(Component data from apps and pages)
◇ ◇ ◇ ◇ ◇ ◇ ◇
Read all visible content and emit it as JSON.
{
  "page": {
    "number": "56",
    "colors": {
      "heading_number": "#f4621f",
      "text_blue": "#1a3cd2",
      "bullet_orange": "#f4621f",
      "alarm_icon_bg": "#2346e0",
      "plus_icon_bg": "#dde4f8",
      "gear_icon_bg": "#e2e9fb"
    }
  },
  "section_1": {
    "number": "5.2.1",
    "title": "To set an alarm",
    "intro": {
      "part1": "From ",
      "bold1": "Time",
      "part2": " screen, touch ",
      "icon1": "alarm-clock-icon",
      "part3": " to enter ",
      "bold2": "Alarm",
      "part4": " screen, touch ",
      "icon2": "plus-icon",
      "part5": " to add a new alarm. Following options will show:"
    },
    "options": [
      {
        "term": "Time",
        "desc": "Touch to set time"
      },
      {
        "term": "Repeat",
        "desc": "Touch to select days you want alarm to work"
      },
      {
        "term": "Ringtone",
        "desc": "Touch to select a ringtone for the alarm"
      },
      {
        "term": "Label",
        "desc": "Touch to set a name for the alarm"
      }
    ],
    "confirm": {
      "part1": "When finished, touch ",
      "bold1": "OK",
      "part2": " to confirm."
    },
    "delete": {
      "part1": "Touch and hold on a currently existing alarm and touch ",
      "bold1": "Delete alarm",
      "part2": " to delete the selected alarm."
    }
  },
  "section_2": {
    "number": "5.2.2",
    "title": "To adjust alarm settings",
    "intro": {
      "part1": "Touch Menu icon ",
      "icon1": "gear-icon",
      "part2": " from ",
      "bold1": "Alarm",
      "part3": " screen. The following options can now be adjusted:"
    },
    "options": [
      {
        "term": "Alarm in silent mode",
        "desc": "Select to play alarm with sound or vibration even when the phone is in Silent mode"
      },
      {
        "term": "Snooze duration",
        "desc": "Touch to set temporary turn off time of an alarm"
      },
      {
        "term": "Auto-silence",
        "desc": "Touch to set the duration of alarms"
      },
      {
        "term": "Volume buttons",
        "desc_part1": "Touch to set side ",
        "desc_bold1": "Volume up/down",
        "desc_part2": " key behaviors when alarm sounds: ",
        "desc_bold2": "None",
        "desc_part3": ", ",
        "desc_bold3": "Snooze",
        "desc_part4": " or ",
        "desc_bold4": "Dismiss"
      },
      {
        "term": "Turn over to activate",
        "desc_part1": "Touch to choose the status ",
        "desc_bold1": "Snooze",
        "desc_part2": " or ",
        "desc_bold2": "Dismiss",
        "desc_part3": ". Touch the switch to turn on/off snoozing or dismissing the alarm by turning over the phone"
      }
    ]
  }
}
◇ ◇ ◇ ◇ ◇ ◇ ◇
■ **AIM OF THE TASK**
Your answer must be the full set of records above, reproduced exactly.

■ **COMPLETED TASK**
Read all visible content and emit it as JSON.
{
  "page": {
    "number": "56",
    "colors": {
      "heading_number": "#f4621f",
      "text_blue": "#1a3cd2",
      "bullet_orange": "#f4621f",
      "alarm_icon_bg": "#2346e0",
      "plus_icon_bg": "#dde4f8",
      "gear_icon_bg": "#e2e9fb"
    }
  },
  "section_1": {
    "number": "5.2.1",
    "title": "To set an alarm",
    "intro": {
      "part1": "From ",
      "bold1": "Time",
      "part2": " screen, touch ",
      "icon1": "alarm-clock-icon",
      "part3": " to enter ",
      "bold2": "Alarm",
      "part4": " screen, touch ",
      "icon2": "plus-icon",
      "part5": " to add a new alarm. Following options will show:"
    },
    "options": [
      {
        "term": "Time",
        "desc": "Touch to set time"
      },
      {
        "term": "Repeat",
        "desc": "Touch to select days you want alarm to work"
      },
      {
        "term": "Ringtone",
        "desc": "Touch to select a ringtone for the alarm"
      },
      {
        "term": "Label",
        "desc": "Touch to set a name for the alarm"
      }
    ],
    "confirm": {
      "part1": "When finished, touch ",
      "bold1": "OK",
      "part2": " to confirm."
    },
    "delete": {
      "part1": "Touch and hold on a currently existing alarm and touch ",
      "bold1": "Delete alarm",
      "part2": " to delete the selected alarm."
    }
  },
  "section_2": {
    "number": "5.2.2",
    "title": "To adjust alarm settings",
    "intro": {
      "part1": "Touch Menu icon ",
      "icon1": "gear-icon",
      "part2": " from ",
      "bold1": "Alarm",
      "part3": " screen. The following options can now be adjusted:"
    },
    "options": [
      {
        "term": "Alarm in silent mode",
        "desc": "Select to play alarm with sound or vibration even when the phone is in Silent mode"
      },
      {
        "term": "Snooze duration",
        "desc": "Touch to set temporary turn off time of an alarm"
      },
      {
        "term": "Auto-silence",
        "desc": "Touch to set the duration of alarms"
      },
      {
        "term": "Volume buttons",
        "desc_part1": "Touch to set side ",
        "desc_bold1": "Volume up/down",
        "desc_part2": " key behaviors when alarm sounds: ",
        "desc_bold2": "None",
        "desc_part3": ", ",
        "desc_bold3": "Snooze",
        "desc_part4": " or ",
        "desc_bold4": "Dismiss"
      },
      {
        "term": "Turn over to activate",
        "desc_part1": "Touch to choose the status ",
        "desc_bold1": "Snooze",
        "desc_part2": " or ",
        "desc_bold2": "Dismiss",
        "desc_part3": ". Touch the switch to turn on/off snoozing or dismissing the alarm by turning over the phone"
      }
    ]
  }
}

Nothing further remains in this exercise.